“The first year it was, ‘Hi my name is David. This month is childhood cancer awareness month. I want to buy toys for Kids Cancer Center. Do you have any coins?,’” Samantha Lauritzen said.
People responded generously.
“We were at Walmart in the checkout line and he just turns around to the lady behind us and did his little script,” Samantha Lauritzen said. “Her and then the two people behind her just opened up their wallets and were like, ‘Here you go. Here’s everything.’”
He’d often come home from school weighed down by a backpack full of coins.

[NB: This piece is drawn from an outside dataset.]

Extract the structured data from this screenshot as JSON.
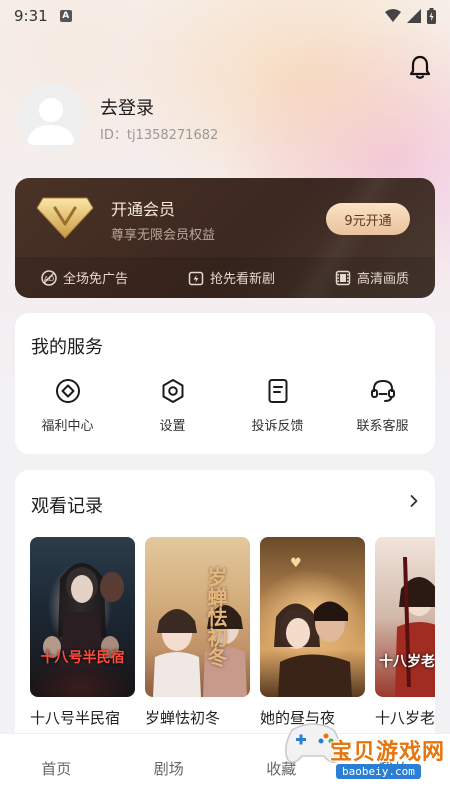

“A parent had to carry his backpack home one day from the bus stop because he couldn’t carry it. There were so many coins in it,” Samantha Lauritzen said. “He was just asking his teachers, his principal, his librarian … everyone he came in contact with.”
It worked. That first year, he raised $1,100 to buy 220 toys. The next year, he raised $2,500.
“Basically he doubled it every year and that’s when we shifted from us doing it ourselves to staring an actual (nonprofit) and doing it as a year-round effort,” Aaron Lauritzen said. “We get a lot of corporate donations now.”
Receiving toys can make a big difference for pediatric cancer patients.
“One of the real challenges that our patients describe — both kids and adults and their families — is a sense of isolation or a sense of not being part of the regular group,” Dr. Will Parsons, deputy director of Texas Children’s Cancer and Hematology Center, told TODAY. “Anything that can be done to make them feel like kids again, even as they’re receiving treatment, even when they’re in the hospital, is really important.”
Even with the nonprofit, David does a lot of work, including hosting a lemonade stand and going on shopping sprees to buy toys, with the recommendations of what children in the cancer centers might want.
“I actually purchase the toys with all the money and then we bring them to the hospital,” he said. “But we’re not able to give them to the kids personally.”
Many of the children receiving treatment for cancer are immunocompromised and the hospitals need to reduce their risk of contracting infection. While the family hope that David’s Toy Project increases awareness of pediatric cancer and the need to fund more research into it, they also hope their efforts support families experiencing cancer now.
“We know we can’t make a difference in the outcome of their treatment,” Samantha Lauritzen said. “We can make a difference in the outcome of their day.”